‘I love being captain and I get a good kick out of it,’ Read says. ‘There is extra motivation if you are captain, but hopefully that doesn’t change my game too much.
‘You get so much out of it,’ he adds. ‘It’s not just playing a game of rugby. There is so much at stake for what this team means to so many people. The buzz you get out of it every time is huge. For me, it’s pretty easy to get up for it. We want to continually be at the top.’
Let’s make one thing clear: Read is no Richie McCaw clone. He is his own man. With his own personality. Yes, there are a lot of similarities with the great man in the way they carry themselves, on and off the field, the way they approach their craft and in their attitudes around leadership. But this will very much be the Read era, rather than a continuation of the McCaw one.
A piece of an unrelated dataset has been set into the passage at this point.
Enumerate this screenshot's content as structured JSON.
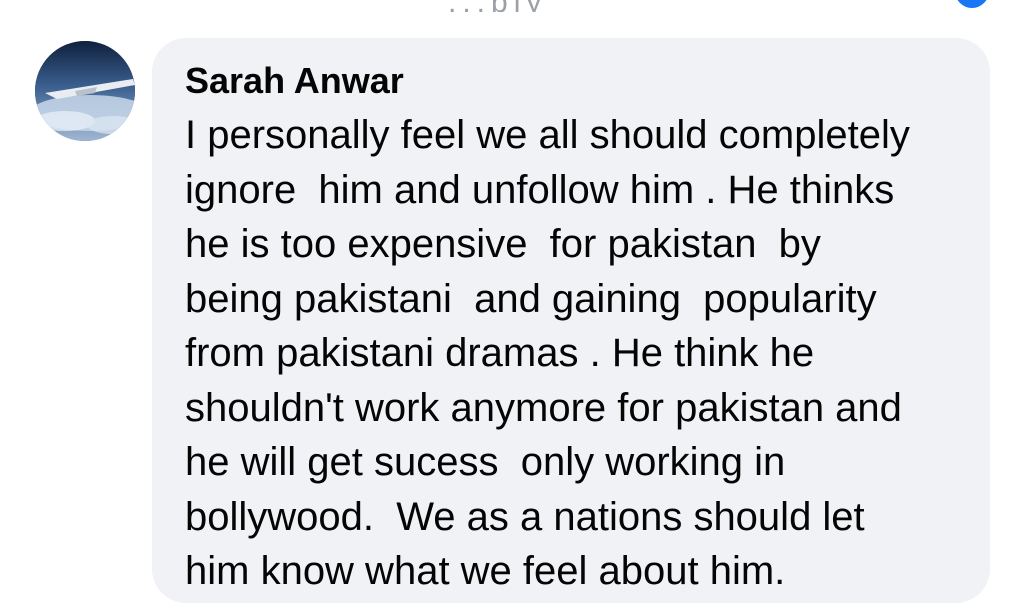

Hansen has already said he will be empowering his new group of leaders in the All Blacks.
‘The message is that it is our time,’ says Hansen. ‘We have to play like world champions and it’s important that, just because we are losing great players, you don’t expect the next man to be like the one he is replacing. It is Reado’s turn to show what he can do as captain.’
As is the All Blacks way, he will have no shortage of support. The new leadership group contains, as well as the new skip, Dane Coles, Brodie Retallick, Sam Whitelock, Sam Cane, Jerome Kaino, Aaron Smith, Aaron Cruden, Beauden Barrett and Ben Smith.
Hansen refuses to accept that he is heading into a ‘rebuilding phase’ and says the desire is still strong in the All Blacks to continue to improve their game.
‘We have managed to play in the past without Richie or Dan and it is time for this group to step up again and for us to find other champions. Someone will stand up.’
Expect Read to set the tone there. If he’s learned one thing from McCaw it’s that the best way to lead is to lead by example.
– This article first appeared in the June 2016 issue of SA Rugby magazine